The following entries are to be repeated exactly, and the pictures are to be left behind.

## INFORMATION PROVIDED
BEGIN

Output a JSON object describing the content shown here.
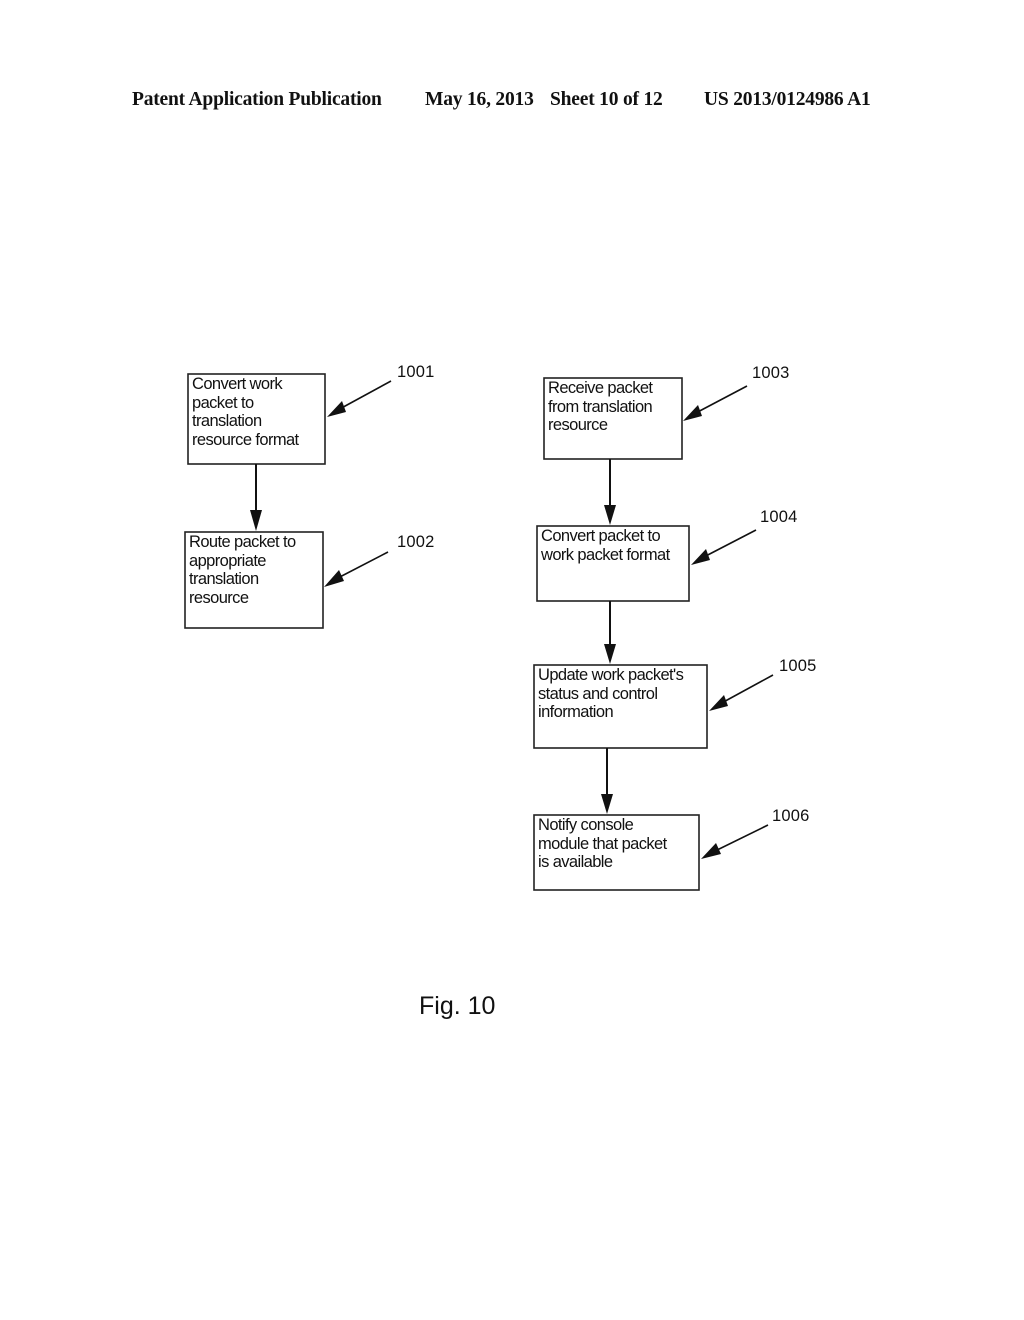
{
  "header": {
    "publication": "Patent Application Publication",
    "date": "May 16, 2013",
    "sheet": "Sheet 10 of 12",
    "number": "US 2013/0124986 A1"
  },
  "diagram": {
    "steps": [
      {
        "id": "1001",
        "text": "Convert work\npacket to\ntranslation\nresource format"
      },
      {
        "id": "1002",
        "text": "Route packet to\nappropriate\ntranslation\nresource"
      },
      {
        "id": "1003",
        "text": "Receive packet\nfrom translation\nresource"
      },
      {
        "id": "1004",
        "text": "Convert packet to\nwork packet format"
      },
      {
        "id": "1005",
        "text": "Update work packet's\nstatus and control\ninformation"
      },
      {
        "id": "1006",
        "text": "Notify console\nmodule that packet\nis available"
      }
    ],
    "flows": [
      {
        "from": "1001",
        "to": "1002"
      },
      {
        "from": "1003",
        "to": "1004"
      },
      {
        "from": "1004",
        "to": "1005"
      },
      {
        "from": "1005",
        "to": "1006"
      }
    ],
    "caption": "Fig. 10"
  }
}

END

## SOLVED EXERCISE
Output a JSON object describing the content shown here.
{
  "header": {
    "publication": "Patent Application Publication",
    "date": "May 16, 2013",
    "sheet": "Sheet 10 of 12",
    "number": "US 2013/0124986 A1"
  },
  "diagram": {
    "steps": [
      {
        "id": "1001",
        "text": "Convert work\npacket to\ntranslation\nresource format"
      },
      {
        "id": "1002",
        "text": "Route packet to\nappropriate\ntranslation\nresource"
      },
      {
        "id": "1003",
        "text": "Receive packet\nfrom translation\nresource"
      },
      {
        "id": "1004",
        "text": "Convert packet to\nwork packet format"
      },
      {
        "id": "1005",
        "text": "Update work packet's\nstatus and control\ninformation"
      },
      {
        "id": "1006",
        "text": "Notify console\nmodule that packet\nis available"
      }
    ],
    "flows": [
      {
        "from": "1001",
        "to": "1002"
      },
      {
        "from": "1003",
        "to": "1004"
      },
      {
        "from": "1004",
        "to": "1005"
      },
      {
        "from": "1005",
        "to": "1006"
      }
    ],
    "caption": "Fig. 10"
  }
}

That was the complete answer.